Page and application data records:
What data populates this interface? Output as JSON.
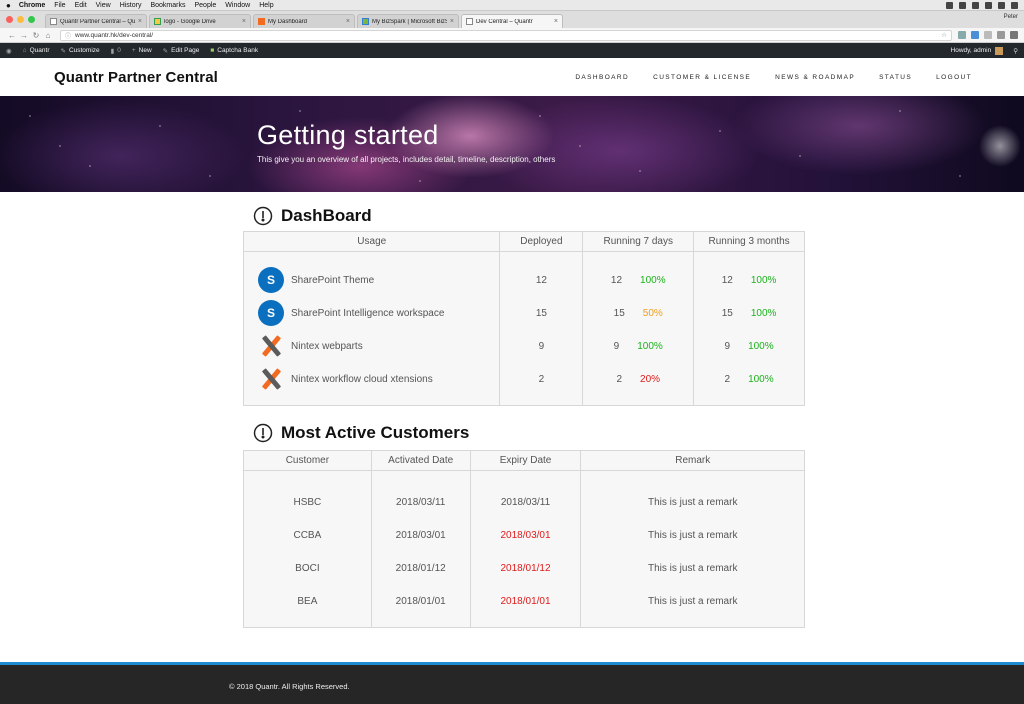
{
  "mac_menu": {
    "apple": "",
    "app": "Chrome",
    "items": [
      "File",
      "Edit",
      "View",
      "History",
      "Bookmarks",
      "People",
      "Window",
      "Help"
    ]
  },
  "browser": {
    "tabs": [
      {
        "label": "Quantr Partner Central – Quar",
        "active": false
      },
      {
        "label": "logo - Google Drive",
        "active": false
      },
      {
        "label": "My Dashboard",
        "active": false
      },
      {
        "label": "My BizSpark | Microsoft BizSp",
        "active": false
      },
      {
        "label": "Dev Central – Quantr",
        "active": true
      }
    ],
    "profile": "Peter",
    "url": "www.quantr.hk/dev-central/"
  },
  "wp_admin_bar": {
    "site": "Quantr",
    "customize": "Customize",
    "comments": "0",
    "new": "New",
    "edit_page": "Edit Page",
    "captcha": "Captcha Bank",
    "howdy": "Howdy, admin"
  },
  "site": {
    "title": "Quantr Partner Central",
    "nav": [
      "DASHBOARD",
      "CUSTOMER & LICENSE",
      "NEWS & ROADMAP",
      "STATUS",
      "LOGOUT"
    ]
  },
  "hero": {
    "title": "Getting started",
    "subtitle": "This give you an overview of all projects, includes detail, timeline, description, others"
  },
  "dashboard": {
    "title": "DashBoard",
    "headers": [
      "Usage",
      "Deployed",
      "Running 7 days",
      "Running 3 months"
    ],
    "rows": [
      {
        "icon": "sharepoint",
        "name": "SharePoint Theme",
        "deployed": "12",
        "r7_count": "12",
        "r7_pct": "100%",
        "r7_status": "green",
        "r3_count": "12",
        "r3_pct": "100%",
        "r3_status": "green"
      },
      {
        "icon": "sharepoint",
        "name": "SharePoint Intelligence workspace",
        "deployed": "15",
        "r7_count": "15",
        "r7_pct": "50%",
        "r7_status": "orange",
        "r3_count": "15",
        "r3_pct": "100%",
        "r3_status": "green"
      },
      {
        "icon": "nintex",
        "name": "Nintex webparts",
        "deployed": "9",
        "r7_count": "9",
        "r7_pct": "100%",
        "r7_status": "green",
        "r3_count": "9",
        "r3_pct": "100%",
        "r3_status": "green"
      },
      {
        "icon": "nintex",
        "name": "Nintex workflow cloud xtensions",
        "deployed": "2",
        "r7_count": "2",
        "r7_pct": "20%",
        "r7_status": "red",
        "r3_count": "2",
        "r3_pct": "100%",
        "r3_status": "green"
      }
    ]
  },
  "customers": {
    "title": "Most Active Customers",
    "headers": [
      "Customer",
      "Activated Date",
      "Expiry Date",
      "Remark"
    ],
    "rows": [
      {
        "name": "HSBC",
        "activated": "2018/03/11",
        "expiry": "2018/03/11",
        "expired": false,
        "remark": "This is just a remark"
      },
      {
        "name": "CCBA",
        "activated": "2018/03/01",
        "expiry": "2018/03/01",
        "expired": true,
        "remark": "This is just a remark"
      },
      {
        "name": "BOCI",
        "activated": "2018/01/12",
        "expiry": "2018/01/12",
        "expired": true,
        "remark": "This is just a remark"
      },
      {
        "name": "BEA",
        "activated": "2018/01/01",
        "expiry": "2018/01/01",
        "expired": true,
        "remark": "This is just a remark"
      }
    ]
  },
  "footer": {
    "text": "© 2018 Quantr. All Rights Reserved."
  },
  "colors": {
    "ok": "#1bb31b",
    "warn": "#f0a020",
    "bad": "#e01b1b",
    "footer_accent": "#1e8bd0",
    "sharepoint": "#0b6fbf",
    "nintex": "#f26b21"
  }
}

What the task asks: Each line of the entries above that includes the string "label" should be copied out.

Response for this exercise:
        "label": "Quantr Partner Central – Quar",
        "label": "logo - Google Drive",
        "label": "My Dashboard",
        "label": "My BizSpark | Microsoft BizSp",
        "label": "Dev Central – Quantr",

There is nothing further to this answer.